If you are looking for high potential returns and aren't averse to taking some significant risks, you can buy call options in your IRA. Roth IRAs must still follow many of the same rules as traditional IRAs, however, including restrictions on withdrawals and limitations on types of securities and trading strategies. This is really more of a stock strategy than an option strategy but I include it. After all, retirement accounts are designed to help individuals save for retirement rather than become a tax shelter for risky speculation. Assignment can also become a greater problem than a taxable account and requires monitoring. If the price of your stock rises above the strike price, it might be exercised, in which case you sell your stock for the agreed price and you get to keep the premium.
Are the trading rules for a Roth IRA different from a Traditional IRA? There are no differences that I’m aware of. Day Trading. Can I day trade in my IRA account? Typically there are no pattern day trader restrictions on IRAs that have a value of more than $25, However frequent trading in a cash account (typical for IRAs) can lead to .
Why Use Options?
This is relatively easy to understand. Instead of an outright purchase you could chose to sell 10 puts each put controls shares. In essence, there is no leverage. Taxable margin accounts increase the leverage as much as four-fold.

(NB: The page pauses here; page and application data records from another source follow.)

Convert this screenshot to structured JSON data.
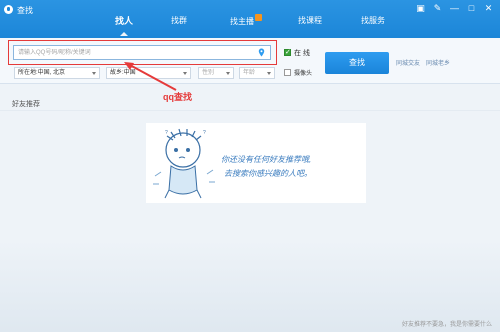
{
  "window": {
    "title": "查找"
  },
  "tabs": [
    {
      "label": "找人",
      "active": true
    },
    {
      "label": "找群",
      "active": false
    },
    {
      "label": "找主播",
      "active": false,
      "badge": true
    },
    {
      "label": "找课程",
      "active": false
    },
    {
      "label": "找服务",
      "active": false
    }
  ],
  "search": {
    "placeholder": "请输入QQ号码/昵称/关键词",
    "value": ""
  },
  "filters": {
    "location": "所在地:中国, 北京",
    "hometown": "故乡:中国",
    "gender": "性别",
    "age": "年龄"
  },
  "options": {
    "online_label": "在 线",
    "online_checked": true,
    "camera_label": "摄像头",
    "camera_checked": false
  },
  "find_button": "查找",
  "side_links": {
    "same_city": "同城交友",
    "same_hometown": "同城老乡"
  },
  "annotation": {
    "text": "qq查找",
    "color": "#e53a3a"
  },
  "section_title": "好友推荐",
  "friend_panel": {
    "line1": "你还没有任何好友推荐哦,",
    "line2": "去搜索你感兴趣的人吧。"
  },
  "footer": "好友推荐不要急，我是你需要什么",
  "colors": {
    "title_bar": "#1c86d8",
    "accent": "#2e9cf0",
    "annotation": "#e53a3a"
  },
  "icons": [
    "app-icon",
    "location-pin-icon",
    "message-icon",
    "settings-icon",
    "minimize-icon",
    "maximize-icon",
    "close-icon",
    "mascot-icon"
  ]
}
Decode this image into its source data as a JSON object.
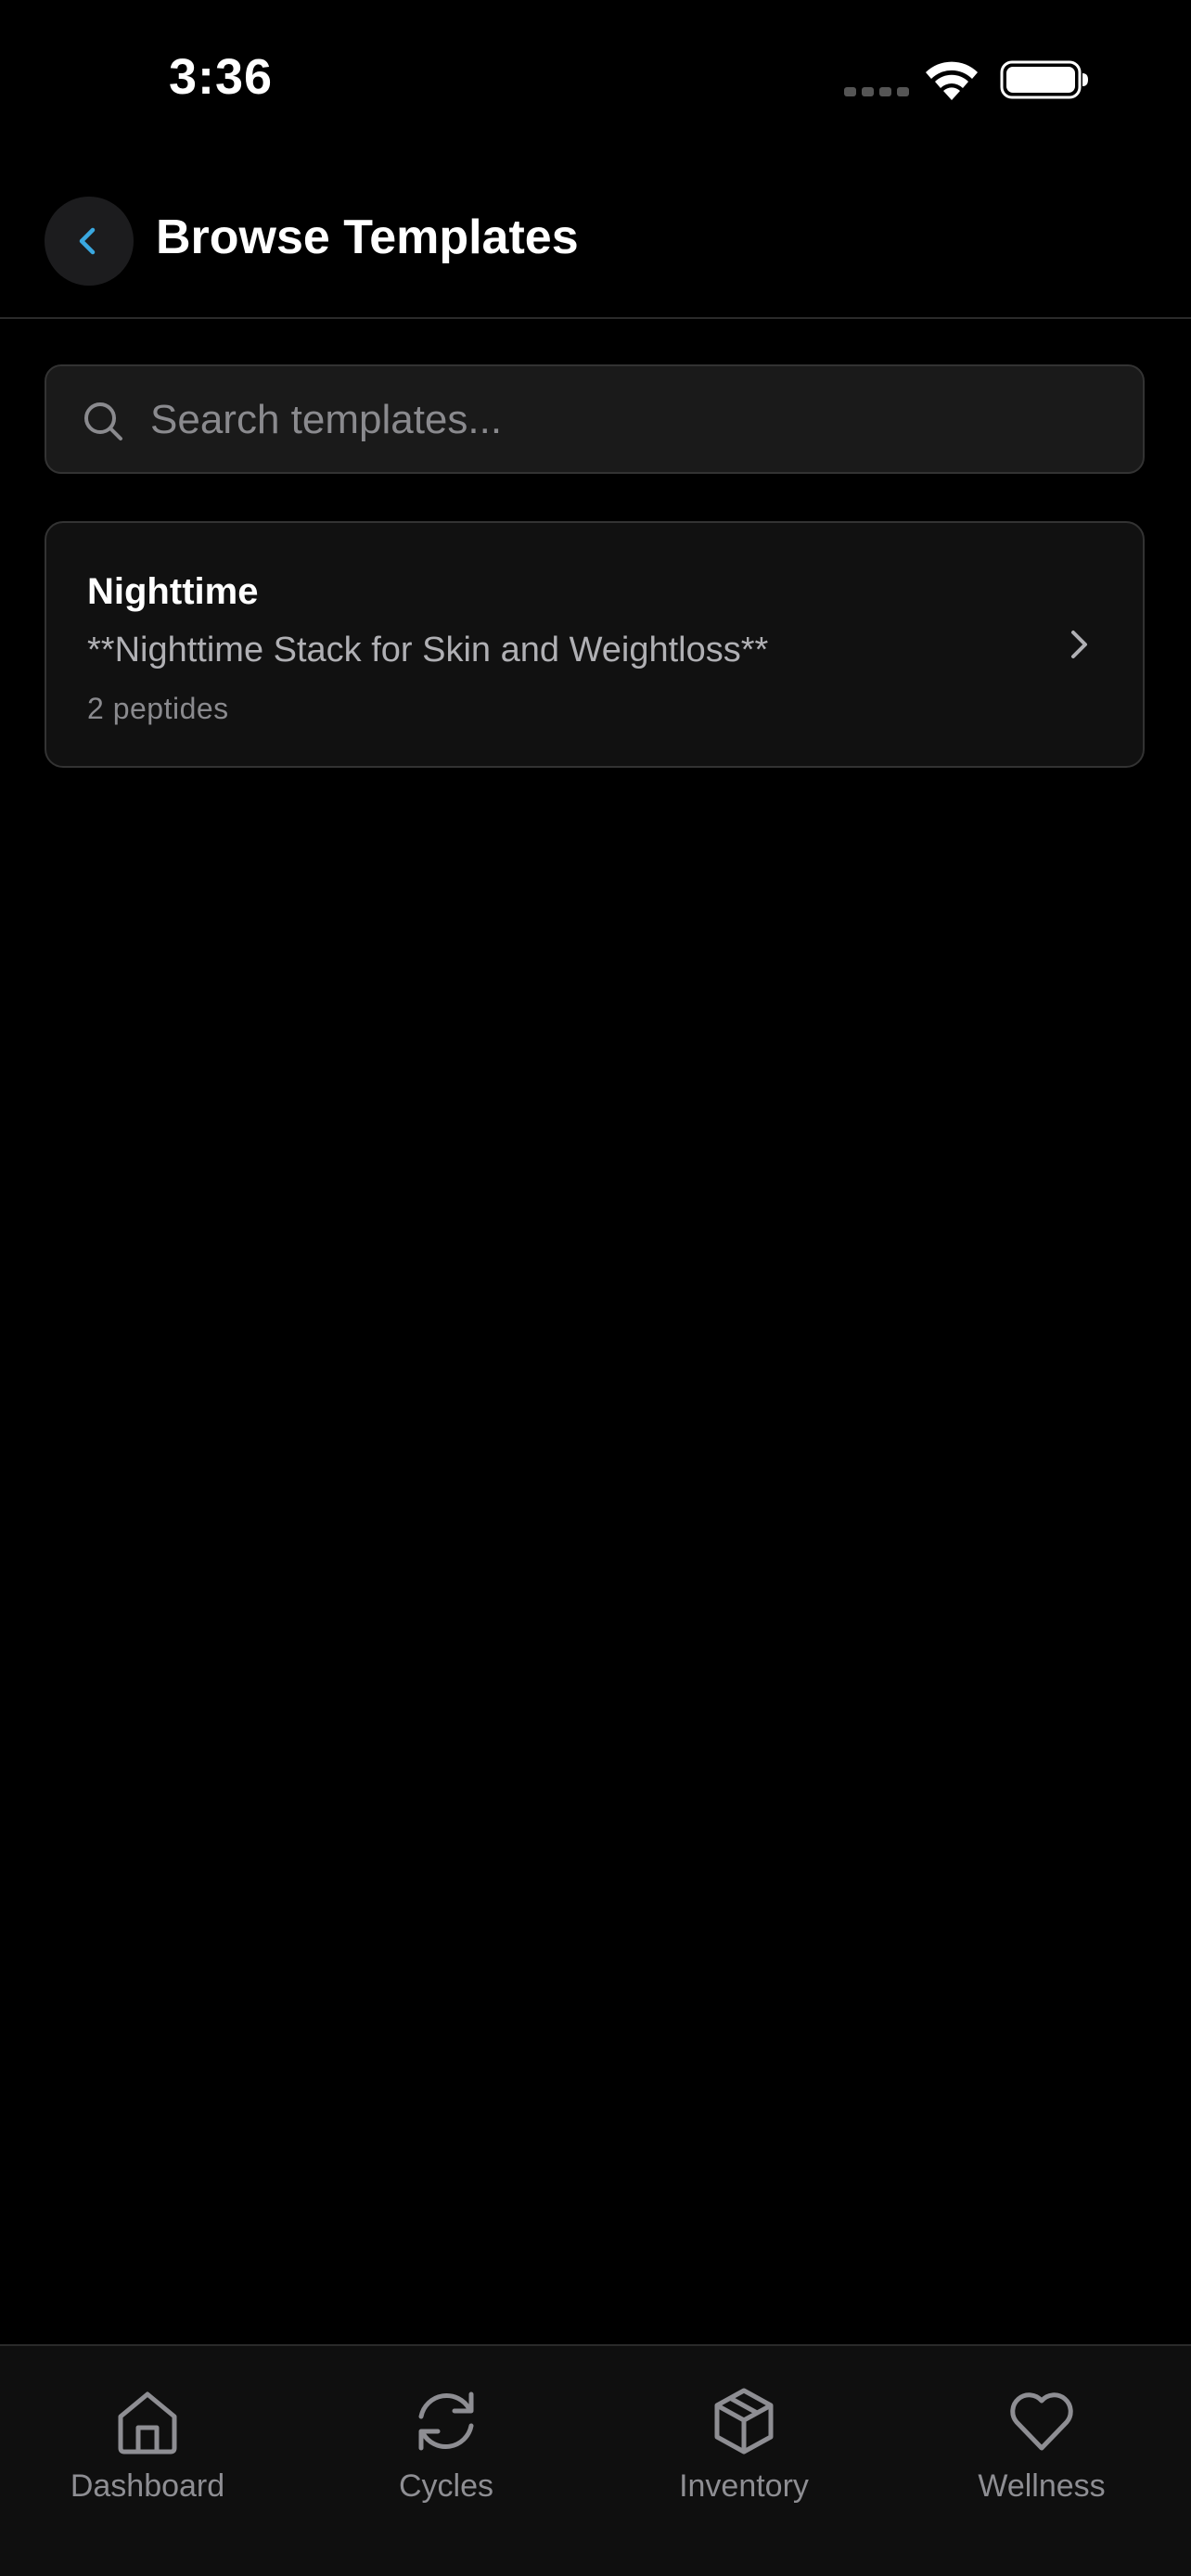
{
  "status_bar": {
    "time": "3:36"
  },
  "header": {
    "title": "Browse Templates",
    "back_icon": "chevron-left-icon",
    "accent_color": "#3aa8e0"
  },
  "search": {
    "placeholder": "Search templates...",
    "value": "",
    "icon": "search-icon"
  },
  "templates": [
    {
      "name": "Nighttime",
      "description": "**Nighttime Stack for Skin and Weightloss**",
      "count": "2 peptides"
    }
  ],
  "bottom_nav": {
    "items": [
      {
        "label": "Dashboard",
        "icon": "home-icon"
      },
      {
        "label": "Cycles",
        "icon": "refresh-icon"
      },
      {
        "label": "Inventory",
        "icon": "box-icon"
      },
      {
        "label": "Wellness",
        "icon": "heart-icon"
      }
    ]
  }
}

This is either good or bad, depending on which side you land on. An additional limitation in an IRA account is the prohibition against short selling.
In a taxable account you can sell naked calls and just need to deal with margin requirements. Strategies so limited include straddles, strangles, synthetic shorts and other derivations. This would require you to sell a put and a call at the same strike usually at the same expiry, but not required.

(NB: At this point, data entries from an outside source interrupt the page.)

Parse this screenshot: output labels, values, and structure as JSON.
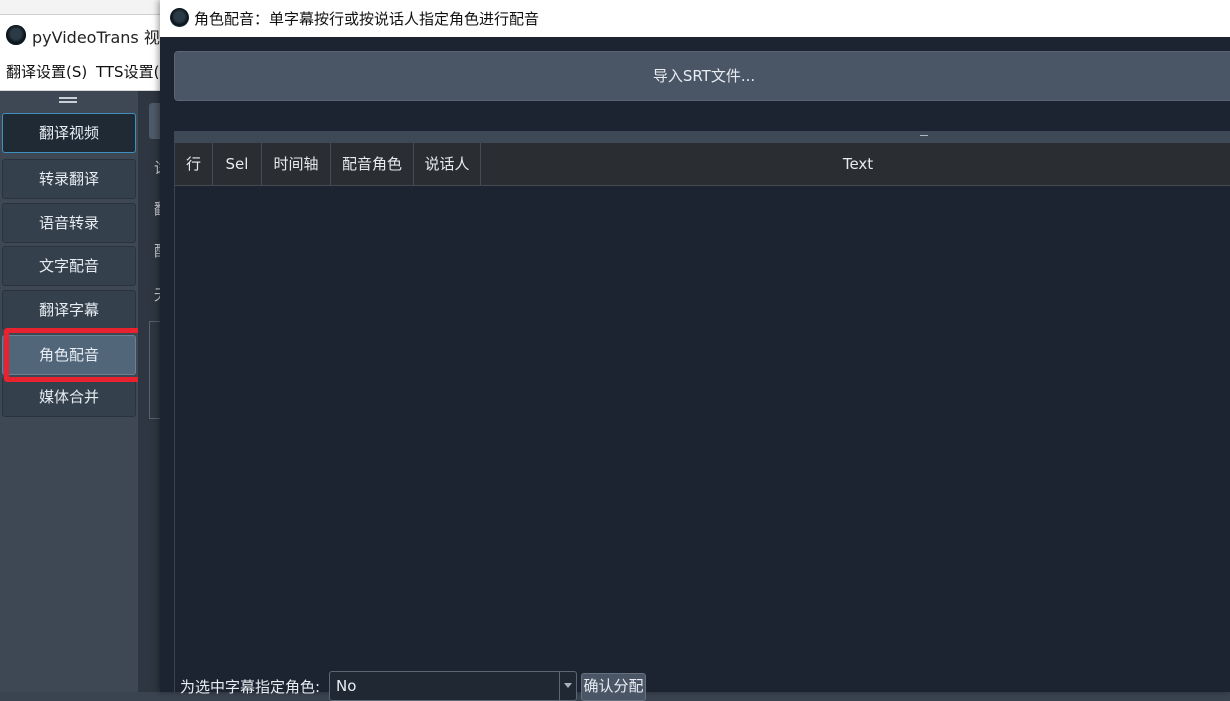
{
  "bg_app": {
    "title": "pyVideoTrans 视频",
    "menu": [
      "翻译设置(S)",
      "TTS设置(I"
    ],
    "sidebar": [
      "翻译视频",
      "转录翻译",
      "语音转录",
      "文字配音",
      "翻译字幕",
      "角色配音",
      "媒体合并"
    ],
    "mid_chars": [
      "试",
      "翻",
      "配",
      "无"
    ]
  },
  "dialog": {
    "title": "角色配音：单字幕按行或按说话人指定角色进行配音",
    "import_button": "导入SRT文件...",
    "table": {
      "headers": [
        "行",
        "Sel",
        "时间轴",
        "配音角色",
        "说话人",
        "Text"
      ],
      "rows": []
    },
    "assign_label": "为选中字幕指定角色:",
    "role_select_value": "No",
    "confirm_button": "确认分配"
  },
  "colors": {
    "highlight": "#e8232f",
    "dialog_bg": "#1b2430",
    "sidebar_bg": "#3e4855"
  }
}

In a taxable margin account this would be permitted. This can be a very useful tool when a trade entered by selling a put turns against you. Selling a call can offset or reduce further losses. You use little or no margin. They often understand what they are but might not really understand how they can be used.
Straddles and strangles can provide one of the easiest and most productive hedges available. Readers may want to review my article on using a strangle to hedge XLE to see these strategies in action. This leads us to the available option strategiesspreads. Included in these are calendar spreads, diagonal spreads, vertical spreads and certain butterfly and condors that fully pair options.
This requires a higher trading authority. This strategy consists of selling a put at one strike and buying a protective put at a lower strike both with same expiration. If you did not have the higher trading authority it would break down as two separate transactions. Many of my portfolio strategies consist, in part, of buying far dated options and selling near dated or weekly options calendar spreads.
These spreads are all permitted in an IRA account and one need only take into account available margin balances. The IRA margin calculation for a calendar spread is the same as the vertical put. It is just the difference in strikes times the shares. If you sold a call at a higher price than the one you bought, there is no margin requirement, just cash.
It is viewed very much the same as a covered call. Additionally, if you sell a put at a lower strike than the one you bought there is no margin, just cash. After all, retirement accounts are designed to help individuals save for retirement rather than become a tax shelter for risky speculation.
Investors should be aware of these restrictions in order to avoid running into any problems that could have potentially costly consequences. The most important of them indicates that funds or assets in a Roth IRA may not be used as security for a loan. Roth IRAs also have contribution limits that may prevent the depositing of funds to make up for a margin call , which places further restrictions on the use of margin in these retirement accounts.
These contribution limits change each year. These do not apply to rollover contributions or qualified reservist repayments. These IRS rules imply that many different strategies are off-limits.
For instance, call front spreads, VIX calendar spreads , and short combos are not eligible trades in Roth IRAs because they all involve the use of margin. Retirement investors would be wise to avoid these strategies even if they were permitted, in any case, since they are clearly geared toward speculation rather than saving.
Different brokers have different regulations when it comes to what options trades are permitted in a Roth IRA.
Interested in trading options in your individual retirement account (IRA)? You've come to the right place. Ally Invest combines a powerful online trading platform with highly rated customer service and easy-to-understand options investing education for beginning and advanced traders alike. In some cases options actually work better in an IRA than in a taxable account. One of the most common option strategies is the selling of a naked put instead of actually buying the underlying stock. The taxation of gain on any security (including options) that is sold short is at ordinary income rates. Trading options in your individual retirement account would allow you to book those trading profits without having to pay taxes every year on the gains. The trade-off from using your IRA money to.